By Logan Sowash
(Note: This article contains spoilers for 13 Reasons Why)
After hearing thought after thought from my friends about Netflix’s new series 13 Reasons Why, I decided to throw my opinions into the ring because:
A) I really, REALLY enjoyed it (like “God, this is SO GOOD” enjoyed it).
B) It has A LOT of controversy revolving around it, and
C) I prefer talking about things I like rather than doing homework.
So here’s my kinda review of Netflix’s 13 Reasons Why: WATCH IT. It’s damn good. Definitely a B+ or a 4 stars out of 5. It’s basically a better quality version of an MTV show with wonderful acting (especially from the two leads), great pacing, incredible character development, and such a raw approach to two controversial topics (sexual assault and suicide) that I applaud the people behind the show for taking such risks.
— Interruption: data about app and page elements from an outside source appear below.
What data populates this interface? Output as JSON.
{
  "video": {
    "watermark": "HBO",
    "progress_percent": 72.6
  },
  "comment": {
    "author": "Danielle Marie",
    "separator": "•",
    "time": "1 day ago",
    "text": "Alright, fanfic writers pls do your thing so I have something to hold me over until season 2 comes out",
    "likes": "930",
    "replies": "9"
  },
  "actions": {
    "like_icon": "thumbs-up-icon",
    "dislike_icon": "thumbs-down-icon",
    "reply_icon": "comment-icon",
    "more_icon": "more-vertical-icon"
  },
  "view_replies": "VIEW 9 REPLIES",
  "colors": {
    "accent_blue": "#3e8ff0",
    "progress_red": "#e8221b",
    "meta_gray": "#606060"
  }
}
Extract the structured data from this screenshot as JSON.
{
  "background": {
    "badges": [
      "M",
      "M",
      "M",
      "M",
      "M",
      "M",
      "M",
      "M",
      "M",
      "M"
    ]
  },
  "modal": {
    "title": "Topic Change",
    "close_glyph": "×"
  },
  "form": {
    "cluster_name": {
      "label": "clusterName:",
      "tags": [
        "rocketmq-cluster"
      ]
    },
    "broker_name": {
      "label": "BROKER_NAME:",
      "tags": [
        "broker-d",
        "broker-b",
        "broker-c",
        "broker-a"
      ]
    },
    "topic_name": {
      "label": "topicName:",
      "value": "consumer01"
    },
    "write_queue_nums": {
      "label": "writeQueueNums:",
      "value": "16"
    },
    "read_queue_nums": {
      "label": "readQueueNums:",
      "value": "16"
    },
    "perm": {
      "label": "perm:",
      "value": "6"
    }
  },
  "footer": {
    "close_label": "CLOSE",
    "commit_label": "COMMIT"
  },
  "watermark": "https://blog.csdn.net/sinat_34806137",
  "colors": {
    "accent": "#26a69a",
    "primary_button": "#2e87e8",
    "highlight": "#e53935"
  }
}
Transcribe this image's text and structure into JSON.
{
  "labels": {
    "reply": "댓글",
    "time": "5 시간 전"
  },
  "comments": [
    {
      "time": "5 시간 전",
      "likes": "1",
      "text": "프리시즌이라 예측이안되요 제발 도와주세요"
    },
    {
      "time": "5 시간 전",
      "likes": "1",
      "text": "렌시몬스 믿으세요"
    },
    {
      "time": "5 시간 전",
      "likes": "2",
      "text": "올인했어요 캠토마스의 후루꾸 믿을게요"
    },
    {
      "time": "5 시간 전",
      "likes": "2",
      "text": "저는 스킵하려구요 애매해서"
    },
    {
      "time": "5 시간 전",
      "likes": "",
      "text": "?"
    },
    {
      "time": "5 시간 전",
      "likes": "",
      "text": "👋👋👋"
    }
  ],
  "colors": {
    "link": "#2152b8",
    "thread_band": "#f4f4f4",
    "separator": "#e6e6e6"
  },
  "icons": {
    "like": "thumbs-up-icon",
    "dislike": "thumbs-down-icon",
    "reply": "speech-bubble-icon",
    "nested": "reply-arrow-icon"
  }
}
That being said, I need to put an asterisk besides “WATCH IT” because it is a really hard show to watch at times, especially if you know someone who has committed suicide or been sexually assaulted. However, I also don’t feel like its depictions of those two subject matters should be criticized so heavily to the point where people think KIDS ARE GONNA COMMIT SUICIDE OR FOLLOW IN HANNAH’S FOOTSTEPS.
While kids are far from geniuses, they’re also not idiots. The show does a great job of making you understand Hannah’s decision but NOT glamorizing it. No one in the show says that Hannah should’ve killed herself or that suicide is “the only way out.” The show makes it perfectly clear that suicide is the worst possible option to dealing with such dark emotions. I’m really glad the show is able to convey that without demonizing the main character or some of the “offenders” on the tapes.
That being said though, the show does have some problems. For a show that likes to create these three-dimensional characters you empathize with but also dislike, there are about three characters in particular that are pretty unredeemable, almost to the point of being ridiculously evil. The show also leaves storylines and characters open for a second season which, in my opinion, shouldn’t happen because it doesn’t really feel like there’s enough substance there for more than one season. Speaking of story, there are two ideas expressed throughout the show that are barely touched on: the involvement of the parents in Hannah’s life and the blurred line between Hannah’s tapes and reality. There’s a point in the series where physical evidence shows that Hannah’s account of certain events might not have been what really happened. If handled correctly, this could’ve added another element to Hannah, her tapes, and Clay’s conflicting feelings about both. Instead, it’s barely touched on by the characters, making you question why such an interesting aspect is horribly squandered.
Overall, despite those problems, it’s a great show that pulls on your heart strings every step of the way and really sticks with you afterwards. If you’re a parent who is worried about your kids watching this, let me help you out: if they’re younger than 13, tell them they can’t watch it. It is TV-MA after all. However, if your kids are older than that and interested in the series, watch it with them. It’ll be awkward at times but your kids will appreciate the support as they go on this emotional roller coaster. Hell, they might even have some insight for you! I honestly want to watch this with my family because I’d be curious to see their thoughts on the issue (to clarify: my mother is a elementary school teacher, my father is basically a shrink, and all of my siblings are in high school/13 or older).
13 Reasons Why is the type of show that needs to be praised rather than criticized. Despite its sad subject matter, it doesn’t shy away from how bad life can be for some people. It’s disappointing to see so many people bash the series because, in my opinion, the most important thing it promotes is life and how easily it can be taken for granted. Don’t take it for granted, readers. Watch 13 Reasons Why and start a conversation.